**Task to complete:**
The string "name" may appear in lines of the entries below. Report how many lines hold it, with only the number.

Data about app and page elements
........
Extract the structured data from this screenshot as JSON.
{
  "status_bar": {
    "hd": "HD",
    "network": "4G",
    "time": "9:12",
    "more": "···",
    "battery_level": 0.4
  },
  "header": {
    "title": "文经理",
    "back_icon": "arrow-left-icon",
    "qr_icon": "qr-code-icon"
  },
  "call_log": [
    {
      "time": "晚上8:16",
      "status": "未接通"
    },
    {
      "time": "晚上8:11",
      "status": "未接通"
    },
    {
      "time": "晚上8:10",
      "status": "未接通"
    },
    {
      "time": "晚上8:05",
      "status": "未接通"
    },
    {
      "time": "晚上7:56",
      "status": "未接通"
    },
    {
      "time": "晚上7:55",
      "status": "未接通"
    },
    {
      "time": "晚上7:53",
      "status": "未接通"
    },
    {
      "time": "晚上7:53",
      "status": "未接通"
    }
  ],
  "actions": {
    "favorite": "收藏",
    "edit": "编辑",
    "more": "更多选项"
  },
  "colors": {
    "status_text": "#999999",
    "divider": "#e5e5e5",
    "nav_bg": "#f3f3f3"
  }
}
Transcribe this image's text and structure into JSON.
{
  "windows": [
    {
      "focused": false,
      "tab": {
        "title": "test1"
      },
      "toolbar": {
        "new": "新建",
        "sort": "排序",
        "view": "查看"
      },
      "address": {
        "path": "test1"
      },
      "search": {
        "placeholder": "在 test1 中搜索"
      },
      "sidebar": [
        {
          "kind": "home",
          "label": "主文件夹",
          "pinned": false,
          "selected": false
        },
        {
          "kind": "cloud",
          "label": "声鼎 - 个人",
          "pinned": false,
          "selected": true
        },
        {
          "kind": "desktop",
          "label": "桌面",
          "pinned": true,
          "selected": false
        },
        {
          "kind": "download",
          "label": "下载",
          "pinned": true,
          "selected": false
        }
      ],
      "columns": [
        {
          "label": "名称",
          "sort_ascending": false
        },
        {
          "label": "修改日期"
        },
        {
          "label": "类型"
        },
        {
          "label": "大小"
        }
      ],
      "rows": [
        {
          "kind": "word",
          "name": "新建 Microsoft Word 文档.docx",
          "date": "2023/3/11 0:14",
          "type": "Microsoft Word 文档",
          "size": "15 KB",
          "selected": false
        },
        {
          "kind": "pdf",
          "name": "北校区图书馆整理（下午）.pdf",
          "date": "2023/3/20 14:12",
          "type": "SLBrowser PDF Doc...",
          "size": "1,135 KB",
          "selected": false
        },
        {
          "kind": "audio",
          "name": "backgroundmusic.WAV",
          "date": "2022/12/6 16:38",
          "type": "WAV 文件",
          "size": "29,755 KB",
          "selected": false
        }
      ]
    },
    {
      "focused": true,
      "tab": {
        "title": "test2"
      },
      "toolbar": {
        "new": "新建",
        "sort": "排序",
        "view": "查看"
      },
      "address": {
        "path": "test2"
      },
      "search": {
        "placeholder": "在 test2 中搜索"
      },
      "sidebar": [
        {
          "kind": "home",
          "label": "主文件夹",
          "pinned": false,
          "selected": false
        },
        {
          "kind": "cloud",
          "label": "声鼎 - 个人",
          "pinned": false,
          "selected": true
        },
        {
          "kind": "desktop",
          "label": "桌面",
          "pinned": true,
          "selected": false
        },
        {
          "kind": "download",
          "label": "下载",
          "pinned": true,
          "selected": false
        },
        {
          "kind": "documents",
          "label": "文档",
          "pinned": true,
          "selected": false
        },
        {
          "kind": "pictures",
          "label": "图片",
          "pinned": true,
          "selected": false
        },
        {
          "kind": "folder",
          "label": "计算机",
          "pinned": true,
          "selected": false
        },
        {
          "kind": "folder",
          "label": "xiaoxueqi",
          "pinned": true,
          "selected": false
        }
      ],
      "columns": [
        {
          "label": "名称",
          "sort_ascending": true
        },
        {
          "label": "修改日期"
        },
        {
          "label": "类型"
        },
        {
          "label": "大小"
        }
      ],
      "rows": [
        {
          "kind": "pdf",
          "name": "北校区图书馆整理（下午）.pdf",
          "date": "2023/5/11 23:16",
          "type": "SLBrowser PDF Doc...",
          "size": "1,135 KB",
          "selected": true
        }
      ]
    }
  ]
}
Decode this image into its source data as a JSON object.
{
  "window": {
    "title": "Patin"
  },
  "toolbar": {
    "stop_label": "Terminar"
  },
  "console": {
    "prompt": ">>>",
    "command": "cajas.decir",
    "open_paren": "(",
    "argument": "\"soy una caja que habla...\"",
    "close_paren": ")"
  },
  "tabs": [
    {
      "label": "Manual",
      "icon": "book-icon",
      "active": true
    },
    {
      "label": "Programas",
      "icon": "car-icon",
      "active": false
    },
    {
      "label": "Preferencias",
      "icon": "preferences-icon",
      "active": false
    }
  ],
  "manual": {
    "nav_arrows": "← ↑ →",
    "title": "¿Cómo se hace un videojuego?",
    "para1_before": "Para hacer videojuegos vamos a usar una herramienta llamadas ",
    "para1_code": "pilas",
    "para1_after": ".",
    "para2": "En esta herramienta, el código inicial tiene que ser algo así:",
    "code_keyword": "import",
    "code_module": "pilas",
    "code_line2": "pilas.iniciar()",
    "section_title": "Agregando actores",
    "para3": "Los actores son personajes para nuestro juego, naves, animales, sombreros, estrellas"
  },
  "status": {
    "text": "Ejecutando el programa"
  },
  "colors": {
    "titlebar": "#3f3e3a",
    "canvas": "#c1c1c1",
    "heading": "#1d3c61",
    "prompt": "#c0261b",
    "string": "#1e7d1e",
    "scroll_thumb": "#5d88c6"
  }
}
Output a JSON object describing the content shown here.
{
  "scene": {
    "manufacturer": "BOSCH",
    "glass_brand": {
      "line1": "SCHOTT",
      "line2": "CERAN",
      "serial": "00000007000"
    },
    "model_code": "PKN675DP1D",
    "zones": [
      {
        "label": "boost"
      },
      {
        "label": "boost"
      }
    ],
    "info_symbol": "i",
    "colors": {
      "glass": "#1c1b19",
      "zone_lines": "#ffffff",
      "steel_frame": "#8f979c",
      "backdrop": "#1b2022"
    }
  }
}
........
**Result:**
4